For the game, I started to analyze which things I (as a human) would consider to pick a space over another, so given a player and a position I would check for:

  • Possible moves: from the given position, how many possible ways are to play? This is actually a known number:
    Possible moves per position in the board
  • Places to go: from the given position, how many more moves this player needs to win in any direction? When multiple movements are possible, the option is to pick the smallest one (the one that takes us closer) for example:
    Places to go
  • Blocked movements: from the given position, how many of the movements are blocked (meaning that there is a cell occupied by the opposite player)? Keep in mind that this property implies that the opponent can’t play either:
    Blocked movements for a given position

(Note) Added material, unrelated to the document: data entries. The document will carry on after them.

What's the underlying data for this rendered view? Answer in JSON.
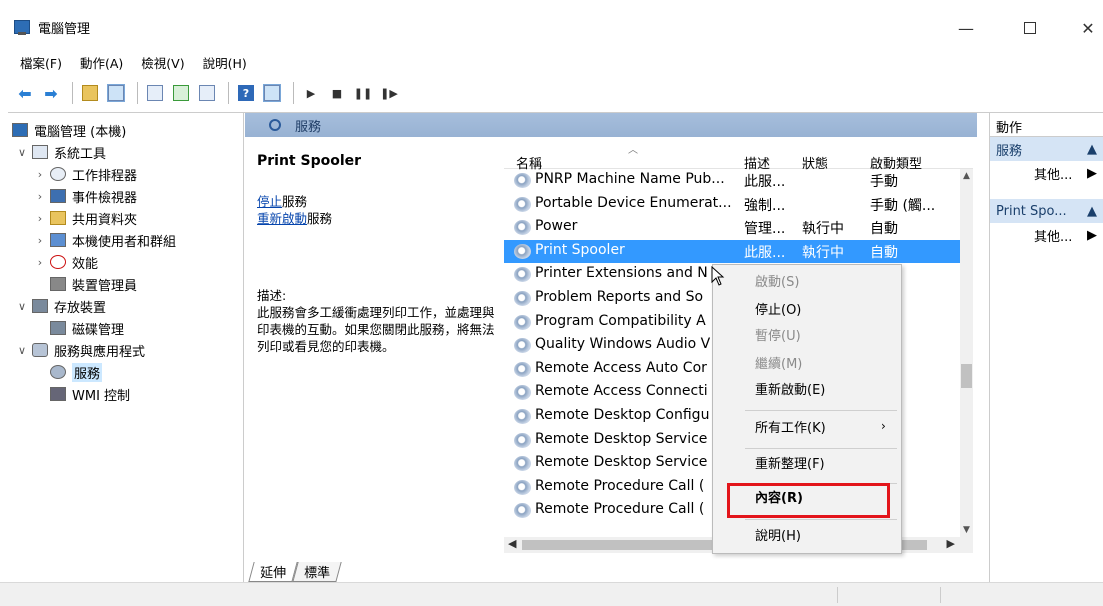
{
  "window": {
    "title": "電腦管理",
    "min": "—",
    "close": "✕"
  },
  "menu": {
    "file": "檔案(F)",
    "action": "動作(A)",
    "view": "檢視(V)",
    "help": "說明(H)"
  },
  "tree": {
    "root": "電腦管理 (本機)",
    "system_tools": "系統工具",
    "task_scheduler": "工作排程器",
    "event_viewer": "事件檢視器",
    "shared_folders": "共用資料夾",
    "local_users": "本機使用者和群組",
    "performance": "效能",
    "device_manager": "裝置管理員",
    "storage": "存放裝置",
    "disk_management": "磁碟管理",
    "services_apps": "服務與應用程式",
    "services": "服務",
    "wmi": "WMI 控制"
  },
  "header": {
    "title": "服務"
  },
  "details": {
    "service_name": "Print Spooler",
    "stop_link": "停止",
    "stop_suffix": "服務",
    "restart_link": "重新啟動",
    "restart_suffix": "服務",
    "desc_label": "描述:",
    "desc_text": "此服務會多工緩衝處理列印工作，並處理與印表機的互動。如果您關閉此服務，將無法列印或看見您的印表機。"
  },
  "columns": {
    "name": "名稱",
    "desc": "描述",
    "status": "狀態",
    "startup": "啟動類型"
  },
  "rows": [
    {
      "name": "PNRP Machine Name Pub...",
      "desc": "此服...",
      "status": "",
      "startup": "手動"
    },
    {
      "name": "Portable Device Enumerat...",
      "desc": "強制...",
      "status": "",
      "startup": "手動 (觸..."
    },
    {
      "name": "Power",
      "desc": "管理...",
      "status": "執行中",
      "startup": "自動"
    },
    {
      "name": "Print Spooler",
      "desc": "此服...",
      "status": "執行中",
      "startup": "自動"
    },
    {
      "name": "Printer Extensions and N",
      "desc": "",
      "status": "",
      "startup": ""
    },
    {
      "name": "Problem Reports and So",
      "desc": "",
      "status": "",
      "startup": ""
    },
    {
      "name": "Program Compatibility A",
      "desc": "",
      "status": "",
      "startup": ""
    },
    {
      "name": "Quality Windows Audio V",
      "desc": "",
      "status": "",
      "startup": ""
    },
    {
      "name": "Remote Access Auto Cor",
      "desc": "",
      "status": "",
      "startup": ""
    },
    {
      "name": "Remote Access Connecti",
      "desc": "",
      "status": "",
      "startup": ""
    },
    {
      "name": "Remote Desktop Configu",
      "desc": "",
      "status": "",
      "startup": ""
    },
    {
      "name": "Remote Desktop Service",
      "desc": "",
      "status": "",
      "startup": ""
    },
    {
      "name": "Remote Desktop Service",
      "desc": "",
      "status": "",
      "startup": ""
    },
    {
      "name": "Remote Procedure Call (",
      "desc": "",
      "status": "",
      "startup": ""
    },
    {
      "name": "Remote Procedure Call (",
      "desc": "",
      "status": "",
      "startup": ""
    }
  ],
  "tabs": {
    "extended": "延伸",
    "standard": "標準"
  },
  "actions": {
    "head": "動作",
    "sec1": "服務",
    "more1": "其他...",
    "sec2": "Print Spo...",
    "more2": "其他..."
  },
  "context_menu": {
    "start": "啟動(S)",
    "stop": "停止(O)",
    "pause": "暫停(U)",
    "resume": "繼續(M)",
    "restart": "重新啟動(E)",
    "all_tasks": "所有工作(K)",
    "refresh": "重新整理(F)",
    "properties": "內容(R)",
    "help": "說明(H)"
  },
  "colors": {
    "selection": "#3399ff",
    "highlight_box": "#e3151b",
    "header_band": "#a6bedc"
  }
}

The heuristic function

The next thing was to understand how these three values will work together to determine the heuristic value of a given play. So I started an imaginary game with myself.

Remember that we can skip any movement that is rotated or symmetrical to another one.

  • T = pieces to go
  • P = possible movements
  • B = blocked movements
First movement
Board Player 1 Player 2
Fig8 T:2
P:3
B:0
T:3
P:inf
B:inf
Fig9 T:2
P:2
B:0
T:3
P:inf
B:inf
Fig10 T:2
P:4
B:0
T:3
P:inf
B:inf

From these table we can see that all of the movements have 2 pieces to go (which makes sense since we have just played one only space) and none of them have a blocked movement.

But, the possible movements in each case is different: for the corner we have 3 possible movements, while the side gives us 2, finally the center gives us 4 possibilities. And here is where Alice falls into the rabbit hole.

Should we pick the one with more possibilities or the one with the less?

We can think of the possible movements also as the number of possible blocks I can get (some sort of risk of the play), so let’s start picking the less risky (the second one, the side) and see what happens. The next movement looks like this:

Second movement
Board Player 1 Player 2
Fig11 T:2
P:1
B:1
T:2
P:2
B:1
Fig12 T:2
P:2
B:0
T:2
P:2
B:0
Fig13 T:2
P:1
B:1
T:2
P:3
B:1
Fig14 T:2
P:2
B:0
T:2
P:3
B:0
Fig15 T:2
P:1
B:1
T:2
P:1
B:1

If we check these values, we can see that there are some movements of Player 2 that affect the current values of Player 1, while there are some others that do not.

At any rate, if we keep on going through the way of picking the less risky, we can see that the last movement (playing on the right-middle space) is the less risky and also the one that blocks the opponent to play.

Before moving forward, I also noticed that there are two movements that has the same risk (first and second movements, both with risk = 2), the difference here will be, which one has the bigger impact, which in this case will be decided by the blocks, the first movement is blocking the opponent while the second is not.

While writing this article, I also considered the possibility of adding to the heuristic function something like the “amount of movements of the opponent”, meaning that I would also consider how many movements the opponent can make after this, obviously the less the better.

For this consideration we will again, consider the rotated positions and symmetrical values. Consider the following game:

  1. Player 1 plays in left-middle
  2. Player 2 plays in right-middle

For the next turn, Player 1 has 4 different options:

Fig16

The bottom spaces are not considered because they are symmetrical to those at the top and if calculated will return the same value:

Fig17

Anyway, at this point I realized that if I wanted to test actually if my triad of values (possible movements, pending places to go and number of blocks) or my decision of taking the less risky way I needed to start coding something.

And that’s what the next post is about😉